■ Exercise description ■
The complete listing that follows is to be set down again, exactly as it appears.

Source data Block Start

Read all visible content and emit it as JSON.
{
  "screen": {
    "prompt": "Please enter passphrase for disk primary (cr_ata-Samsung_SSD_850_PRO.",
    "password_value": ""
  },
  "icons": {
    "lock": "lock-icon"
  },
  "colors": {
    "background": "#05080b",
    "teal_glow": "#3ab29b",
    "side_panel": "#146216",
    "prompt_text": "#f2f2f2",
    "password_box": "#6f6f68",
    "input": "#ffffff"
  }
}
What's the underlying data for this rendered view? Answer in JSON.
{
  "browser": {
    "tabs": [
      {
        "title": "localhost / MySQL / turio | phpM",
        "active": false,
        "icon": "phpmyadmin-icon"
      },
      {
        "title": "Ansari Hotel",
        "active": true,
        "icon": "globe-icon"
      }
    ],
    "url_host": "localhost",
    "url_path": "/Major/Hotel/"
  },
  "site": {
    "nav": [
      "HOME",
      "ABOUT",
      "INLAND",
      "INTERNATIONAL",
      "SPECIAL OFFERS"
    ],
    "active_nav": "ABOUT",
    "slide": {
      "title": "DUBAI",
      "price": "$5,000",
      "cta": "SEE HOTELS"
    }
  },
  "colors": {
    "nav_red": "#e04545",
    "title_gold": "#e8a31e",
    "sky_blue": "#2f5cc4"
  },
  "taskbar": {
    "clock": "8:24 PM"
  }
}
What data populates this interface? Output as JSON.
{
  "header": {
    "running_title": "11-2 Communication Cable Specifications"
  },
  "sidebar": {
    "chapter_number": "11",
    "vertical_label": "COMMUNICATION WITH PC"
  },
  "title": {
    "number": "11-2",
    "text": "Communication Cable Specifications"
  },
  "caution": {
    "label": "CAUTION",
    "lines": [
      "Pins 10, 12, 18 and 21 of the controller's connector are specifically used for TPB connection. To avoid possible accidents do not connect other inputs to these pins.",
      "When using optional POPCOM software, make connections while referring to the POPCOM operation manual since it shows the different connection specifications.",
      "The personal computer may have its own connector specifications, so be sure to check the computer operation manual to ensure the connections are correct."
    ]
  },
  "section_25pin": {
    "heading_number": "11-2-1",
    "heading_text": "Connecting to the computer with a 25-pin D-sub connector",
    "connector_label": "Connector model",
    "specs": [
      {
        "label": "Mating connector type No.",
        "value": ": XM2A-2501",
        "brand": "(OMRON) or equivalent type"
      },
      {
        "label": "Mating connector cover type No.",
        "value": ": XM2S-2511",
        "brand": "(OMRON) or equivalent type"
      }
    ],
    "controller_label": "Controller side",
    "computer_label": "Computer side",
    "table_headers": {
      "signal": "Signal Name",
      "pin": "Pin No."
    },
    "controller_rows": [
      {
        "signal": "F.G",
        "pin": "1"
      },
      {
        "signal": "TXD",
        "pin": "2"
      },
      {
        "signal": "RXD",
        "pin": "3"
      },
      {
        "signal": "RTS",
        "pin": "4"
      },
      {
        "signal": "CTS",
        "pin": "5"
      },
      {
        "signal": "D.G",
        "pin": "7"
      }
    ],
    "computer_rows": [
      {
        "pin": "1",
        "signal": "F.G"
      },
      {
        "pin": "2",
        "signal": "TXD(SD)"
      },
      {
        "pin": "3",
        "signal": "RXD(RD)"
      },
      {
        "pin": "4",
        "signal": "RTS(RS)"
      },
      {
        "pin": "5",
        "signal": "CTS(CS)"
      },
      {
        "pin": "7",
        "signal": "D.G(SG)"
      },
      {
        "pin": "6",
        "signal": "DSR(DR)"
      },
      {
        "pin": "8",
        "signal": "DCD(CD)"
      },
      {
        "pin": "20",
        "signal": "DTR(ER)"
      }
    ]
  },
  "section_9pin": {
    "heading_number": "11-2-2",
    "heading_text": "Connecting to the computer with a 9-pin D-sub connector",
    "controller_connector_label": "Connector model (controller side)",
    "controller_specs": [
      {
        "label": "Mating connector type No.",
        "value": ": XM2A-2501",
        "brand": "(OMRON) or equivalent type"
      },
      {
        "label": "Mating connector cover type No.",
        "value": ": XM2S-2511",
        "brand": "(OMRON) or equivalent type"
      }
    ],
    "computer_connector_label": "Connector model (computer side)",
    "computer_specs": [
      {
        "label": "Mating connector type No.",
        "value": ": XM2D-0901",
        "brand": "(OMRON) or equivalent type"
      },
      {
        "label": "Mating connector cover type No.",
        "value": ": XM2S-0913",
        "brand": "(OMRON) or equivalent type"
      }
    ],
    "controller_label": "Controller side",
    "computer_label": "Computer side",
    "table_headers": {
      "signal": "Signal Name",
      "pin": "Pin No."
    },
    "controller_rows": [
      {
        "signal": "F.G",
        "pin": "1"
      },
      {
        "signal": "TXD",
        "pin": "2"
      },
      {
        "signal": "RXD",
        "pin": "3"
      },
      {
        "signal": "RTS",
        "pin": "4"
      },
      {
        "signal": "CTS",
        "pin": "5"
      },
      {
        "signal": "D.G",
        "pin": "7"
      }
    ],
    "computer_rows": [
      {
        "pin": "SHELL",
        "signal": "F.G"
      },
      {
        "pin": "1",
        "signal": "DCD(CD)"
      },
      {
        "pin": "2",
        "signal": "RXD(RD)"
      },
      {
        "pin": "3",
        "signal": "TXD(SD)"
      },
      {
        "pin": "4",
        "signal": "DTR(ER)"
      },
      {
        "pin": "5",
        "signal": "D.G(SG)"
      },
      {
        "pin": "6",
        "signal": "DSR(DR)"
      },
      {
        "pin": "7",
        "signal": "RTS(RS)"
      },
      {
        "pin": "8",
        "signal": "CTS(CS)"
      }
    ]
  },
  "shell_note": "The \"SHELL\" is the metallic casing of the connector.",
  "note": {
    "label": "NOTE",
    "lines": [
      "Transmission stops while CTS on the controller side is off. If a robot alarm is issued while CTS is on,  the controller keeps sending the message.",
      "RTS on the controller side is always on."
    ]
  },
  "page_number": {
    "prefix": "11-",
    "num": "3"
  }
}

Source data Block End

■ Response to this exercise ■
Read all visible content and emit it as JSON.
{
  "screen": {
    "prompt": "Please enter passphrase for disk primary (cr_ata-Samsung_SSD_850_PRO.",
    "password_value": ""
  },
  "icons": {
    "lock": "lock-icon"
  },
  "colors": {
    "background": "#05080b",
    "teal_glow": "#3ab29b",
    "side_panel": "#146216",
    "prompt_text": "#f2f2f2",
    "password_box": "#6f6f68",
    "input": "#ffffff"
  }
}
What's the underlying data for this rendered view? Answer in JSON.
{
  "browser": {
    "tabs": [
      {
        "title": "localhost / MySQL / turio | phpM",
        "active": false,
        "icon": "phpmyadmin-icon"
      },
      {
        "title": "Ansari Hotel",
        "active": true,
        "icon": "globe-icon"
      }
    ],
    "url_host": "localhost",
    "url_path": "/Major/Hotel/"
  },
  "site": {
    "nav": [
      "HOME",
      "ABOUT",
      "INLAND",
      "INTERNATIONAL",
      "SPECIAL OFFERS"
    ],
    "active_nav": "ABOUT",
    "slide": {
      "title": "DUBAI",
      "price": "$5,000",
      "cta": "SEE HOTELS"
    }
  },
  "colors": {
    "nav_red": "#e04545",
    "title_gold": "#e8a31e",
    "sky_blue": "#2f5cc4"
  },
  "taskbar": {
    "clock": "8:24 PM"
  }
}
What data populates this interface? Output as JSON.
{
  "header": {
    "running_title": "11-2 Communication Cable Specifications"
  },
  "sidebar": {
    "chapter_number": "11",
    "vertical_label": "COMMUNICATION WITH PC"
  },
  "title": {
    "number": "11-2",
    "text": "Communication Cable Specifications"
  },
  "caution": {
    "label": "CAUTION",
    "lines": [
      "Pins 10, 12, 18 and 21 of the controller's connector are specifically used for TPB connection. To avoid possible accidents do not connect other inputs to these pins.",
      "When using optional POPCOM software, make connections while referring to the POPCOM operation manual since it shows the different connection specifications.",
      "The personal computer may have its own connector specifications, so be sure to check the computer operation manual to ensure the connections are correct."
    ]
  },
  "section_25pin": {
    "heading_number": "11-2-1",
    "heading_text": "Connecting to the computer with a 25-pin D-sub connector",
    "connector_label": "Connector model",
    "specs": [
      {
        "label": "Mating connector type No.",
        "value": ": XM2A-2501",
        "brand": "(OMRON) or equivalent type"
      },
      {
        "label": "Mating connector cover type No.",
        "value": ": XM2S-2511",
        "brand": "(OMRON) or equivalent type"
      }
    ],
    "controller_label": "Controller side",
    "computer_label": "Computer side",
    "table_headers": {
      "signal": "Signal Name",
      "pin": "Pin No."
    },
    "controller_rows": [
      {
        "signal": "F.G",
        "pin": "1"
      },
      {
        "signal": "TXD",
        "pin": "2"
      },
      {
        "signal": "RXD",
        "pin": "3"
      },
      {
        "signal": "RTS",
        "pin": "4"
      },
      {
        "signal": "CTS",
        "pin": "5"
      },
      {
        "signal": "D.G",
        "pin": "7"
      }
    ],
    "computer_rows": [
      {
        "pin": "1",
        "signal": "F.G"
      },
      {
        "pin": "2",
        "signal": "TXD(SD)"
      },
      {
        "pin": "3",
        "signal": "RXD(RD)"
      },
      {
        "pin": "4",
        "signal": "RTS(RS)"
      },
      {
        "pin": "5",
        "signal": "CTS(CS)"
      },
      {
        "pin": "7",
        "signal": "D.G(SG)"
      },
      {
        "pin": "6",
        "signal": "DSR(DR)"
      },
      {
        "pin": "8",
        "signal": "DCD(CD)"
      },
      {
        "pin": "20",
        "signal": "DTR(ER)"
      }
    ]
  },
  "section_9pin": {
    "heading_number": "11-2-2",
    "heading_text": "Connecting to the computer with a 9-pin D-sub connector",
    "controller_connector_label": "Connector model (controller side)",
    "controller_specs": [
      {
        "label": "Mating connector type No.",
        "value": ": XM2A-2501",
        "brand": "(OMRON) or equivalent type"
      },
      {
        "label": "Mating connector cover type No.",
        "value": ": XM2S-2511",
        "brand": "(OMRON) or equivalent type"
      }
    ],
    "computer_connector_label": "Connector model (computer side)",
    "computer_specs": [
      {
        "label": "Mating connector type No.",
        "value": ": XM2D-0901",
        "brand": "(OMRON) or equivalent type"
      },
      {
        "label": "Mating connector cover type No.",
        "value": ": XM2S-0913",
        "brand": "(OMRON) or equivalent type"
      }
    ],
    "controller_label": "Controller side",
    "computer_label": "Computer side",
    "table_headers": {
      "signal": "Signal Name",
      "pin": "Pin No."
    },
    "controller_rows": [
      {
        "signal": "F.G",
        "pin": "1"
      },
      {
        "signal": "TXD",
        "pin": "2"
      },
      {
        "signal": "RXD",
        "pin": "3"
      },
      {
        "signal": "RTS",
        "pin": "4"
      },
      {
        "signal": "CTS",
        "pin": "5"
      },
      {
        "signal": "D.G",
        "pin": "7"
      }
    ],
    "computer_rows": [
      {
        "pin": "SHELL",
        "signal": "F.G"
      },
      {
        "pin": "1",
        "signal": "DCD(CD)"
      },
      {
        "pin": "2",
        "signal": "RXD(RD)"
      },
      {
        "pin": "3",
        "signal": "TXD(SD)"
      },
      {
        "pin": "4",
        "signal": "DTR(ER)"
      },
      {
        "pin": "5",
        "signal": "D.G(SG)"
      },
      {
        "pin": "6",
        "signal": "DSR(DR)"
      },
      {
        "pin": "7",
        "signal": "RTS(RS)"
      },
      {
        "pin": "8",
        "signal": "CTS(CS)"
      }
    ]
  },
  "shell_note": "The \"SHELL\" is the metallic casing of the connector.",
  "note": {
    "label": "NOTE",
    "lines": [
      "Transmission stops while CTS on the controller side is off. If a robot alarm is issued while CTS is on,  the controller keeps sending the message.",
      "RTS on the controller side is always on."
    ]
  },
  "page_number": {
    "prefix": "11-",
    "num": "3"
  }
}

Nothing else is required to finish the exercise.